• Provided entries
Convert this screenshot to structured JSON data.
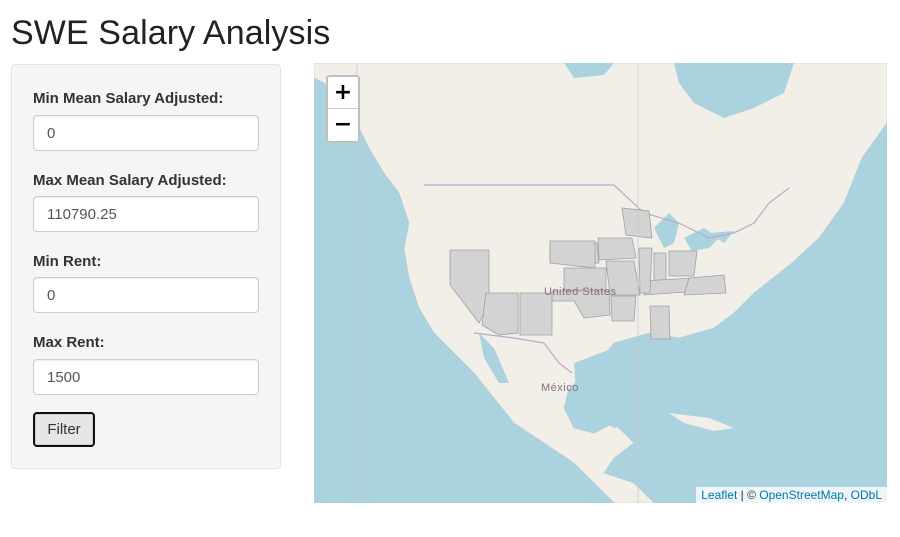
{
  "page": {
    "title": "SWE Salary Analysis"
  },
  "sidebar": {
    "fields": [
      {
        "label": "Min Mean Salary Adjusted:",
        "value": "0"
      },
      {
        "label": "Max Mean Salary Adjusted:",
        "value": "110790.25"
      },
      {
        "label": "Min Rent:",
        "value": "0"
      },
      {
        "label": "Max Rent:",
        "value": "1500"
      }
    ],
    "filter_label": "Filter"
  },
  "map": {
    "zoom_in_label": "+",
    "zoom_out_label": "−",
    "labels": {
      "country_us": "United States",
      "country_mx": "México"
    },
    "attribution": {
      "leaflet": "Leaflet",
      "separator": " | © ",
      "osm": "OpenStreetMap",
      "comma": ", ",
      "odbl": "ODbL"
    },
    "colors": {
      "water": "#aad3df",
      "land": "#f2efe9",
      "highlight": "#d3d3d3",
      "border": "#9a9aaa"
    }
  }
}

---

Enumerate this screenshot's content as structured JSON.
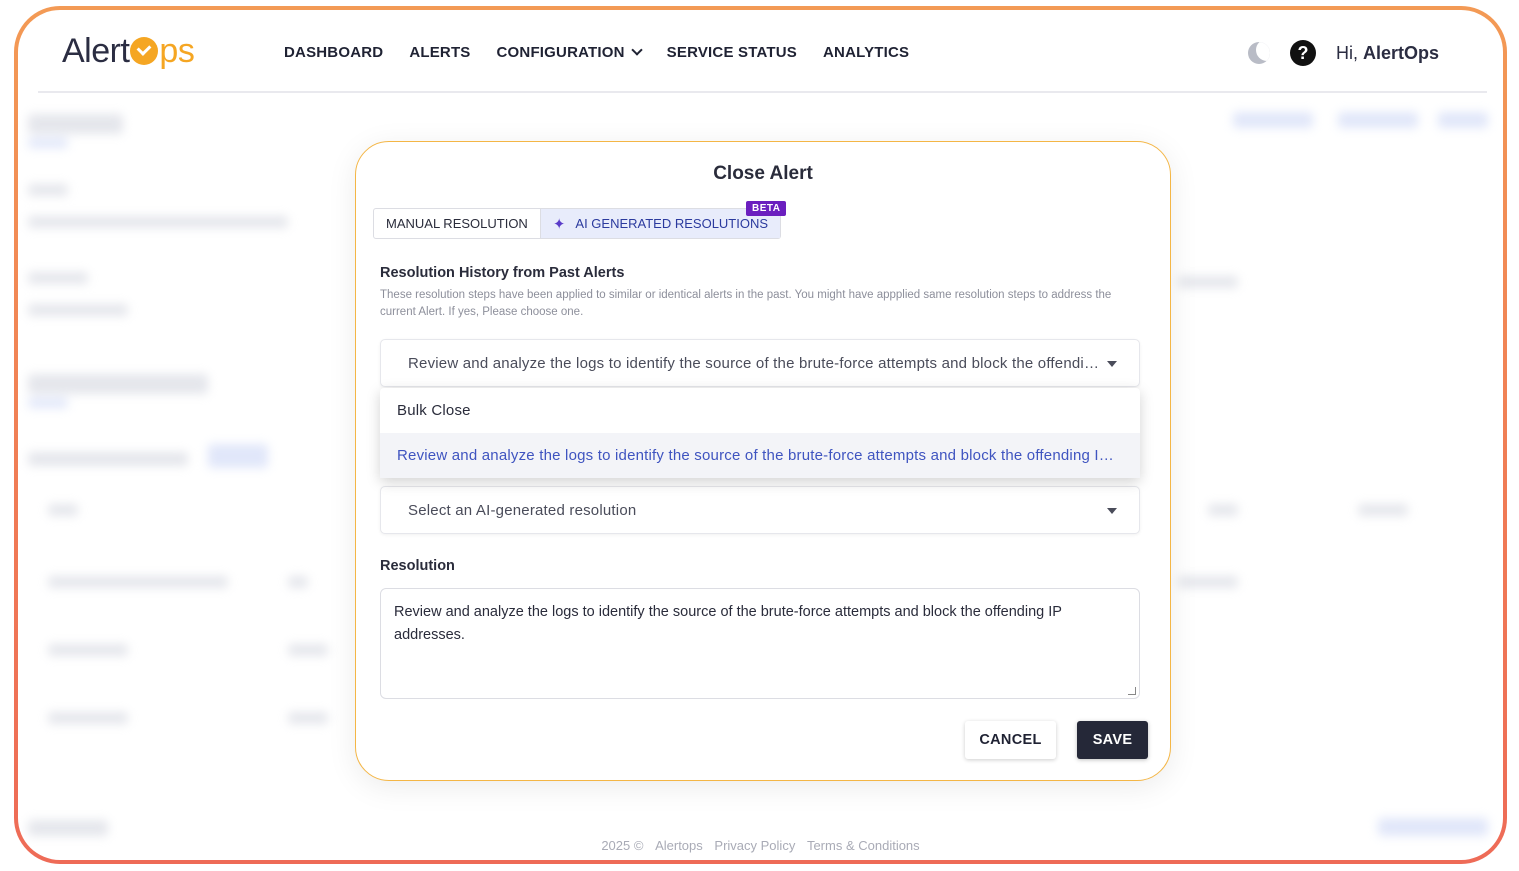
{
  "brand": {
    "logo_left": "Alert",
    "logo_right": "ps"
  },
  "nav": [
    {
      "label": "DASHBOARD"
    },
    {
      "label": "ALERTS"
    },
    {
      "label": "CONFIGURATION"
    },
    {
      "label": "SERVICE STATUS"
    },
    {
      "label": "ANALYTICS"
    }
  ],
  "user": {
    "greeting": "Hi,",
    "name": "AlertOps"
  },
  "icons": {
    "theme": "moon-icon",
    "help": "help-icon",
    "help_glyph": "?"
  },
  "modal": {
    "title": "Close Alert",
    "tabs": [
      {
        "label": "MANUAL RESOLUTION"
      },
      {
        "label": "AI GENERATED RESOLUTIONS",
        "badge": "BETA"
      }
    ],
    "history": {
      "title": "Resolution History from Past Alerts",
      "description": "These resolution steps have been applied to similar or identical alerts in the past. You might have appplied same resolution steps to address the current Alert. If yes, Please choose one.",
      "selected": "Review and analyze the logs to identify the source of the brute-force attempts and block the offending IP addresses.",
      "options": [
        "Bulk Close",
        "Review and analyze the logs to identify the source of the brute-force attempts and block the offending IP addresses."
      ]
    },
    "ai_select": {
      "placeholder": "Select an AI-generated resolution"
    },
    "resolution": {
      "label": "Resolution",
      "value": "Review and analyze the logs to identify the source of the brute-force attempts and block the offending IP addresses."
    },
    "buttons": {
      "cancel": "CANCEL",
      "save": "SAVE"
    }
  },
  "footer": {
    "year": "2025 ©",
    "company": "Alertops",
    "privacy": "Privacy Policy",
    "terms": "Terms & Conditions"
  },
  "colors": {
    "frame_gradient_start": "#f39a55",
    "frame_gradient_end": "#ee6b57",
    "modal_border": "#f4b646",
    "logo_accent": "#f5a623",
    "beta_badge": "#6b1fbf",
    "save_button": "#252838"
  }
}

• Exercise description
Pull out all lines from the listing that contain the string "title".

• Task answer
    "title": "SWE Salary Analysis"
    "title": "Close Alert",
      "title": "Resolution History from Past Alerts",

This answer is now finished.